I read a fascinating article recently on MultiBriefs about the future of Baby Boomers on the housing market. Author Michael J. Berens compared expectations for Baby Boomers to recent data and surveys for an interesting look at how this demographic can impact housing in the coming years. The article got me thinking about design for Baby Boomers.
According to the article, “for the next 15 years, 10,000 Baby Boomers will be turning 65 every day,” That’s a lot of retirees! Conventional expectations would lead you to believe these retirees will, for the most part, sell their family homes to move into active senior living or, perhaps, downsize to a smaller home. Building markets are planning for this trend, but will it happen?
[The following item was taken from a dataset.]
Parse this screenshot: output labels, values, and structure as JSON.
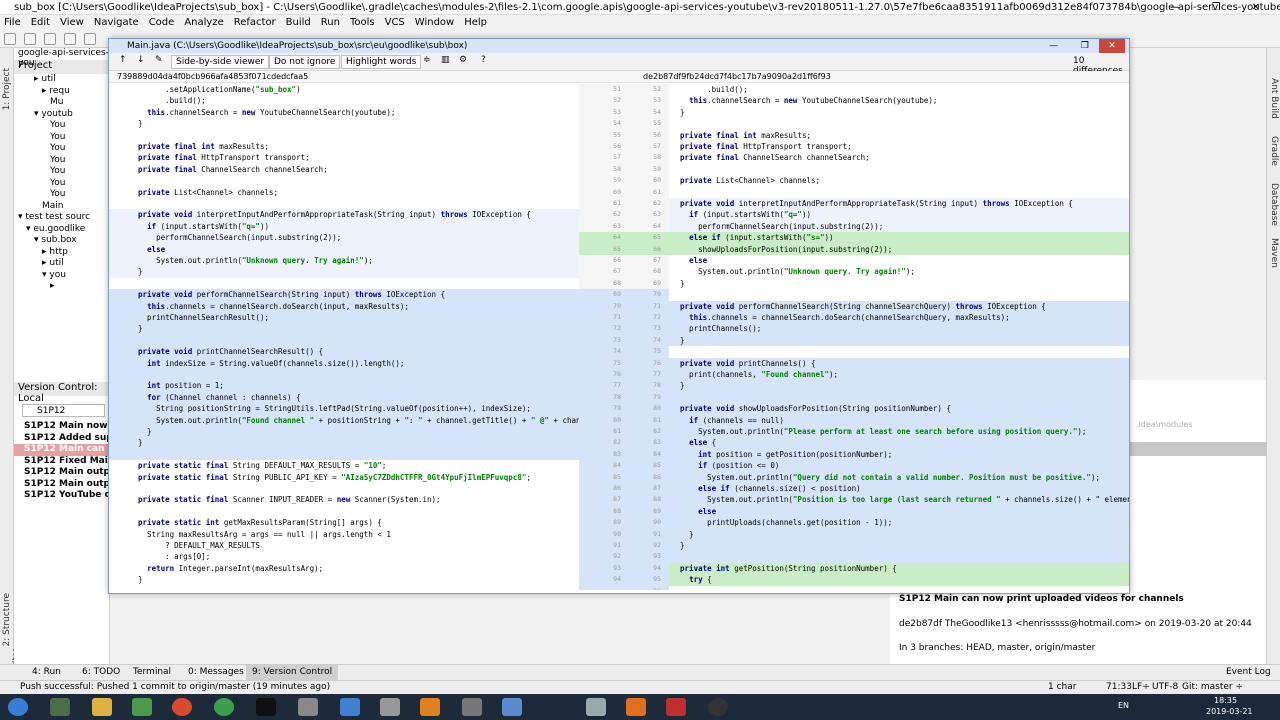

Because of the recent recession, many Baby Boomers are making plans that don’t include selling their family home. A significant percentage of Baby Boomers plan to delay retirement in order to be able to afford the homes they have. Many aren’t confident in the market or feel intimidated by rising housing costs. Worries over housing affordability are causing many Boomers to resist plans to relocate or buy a new home. This begs the question: What are Baby Boomers planning?
A lot of people will simply decide to “age in place.” This means planning ahead to create a home that will accommodate their lifestyle changes as they age. It’s simply a fact of life that as we get older, our mobility decreases. Safe housing for seniors means creating a space that allows for independence without risk. By looking at ways to make their current home suitable for senior living, Baby Boomers can skip the uncertainty of buying and selling property.
Many Boomers are choosing to increase financial stability by living with extended family. Multi-generational homes are on the rise as parents and their adult children choose to pool their living costs sharing a home. In addition to greater affordability, the additional help and care provided by extended families often makes it possible for seniors to continue to live safely at home far longer than if they lived alone.
I think it will be interesting to see if retirees in the coming years opt to downsize, buying smaller homes or staying in rentals. Both have advantages and challenges, but can provide stress-free living. Rather than worrying about a sizable mortgage or maintaining a larger property, these retirees can enjoy more flexibility with less weighty responsibility.
Over the next several blog posts, I will be sharing design tips for Baby Boomers who plan to age in place as well as those who prefer the idea of multi-generational living. Finally, I’ll write about advice for retirees who opt for renting or downsizing to a smaller space. Come back for the next installment, “Tips for Aging in Place!”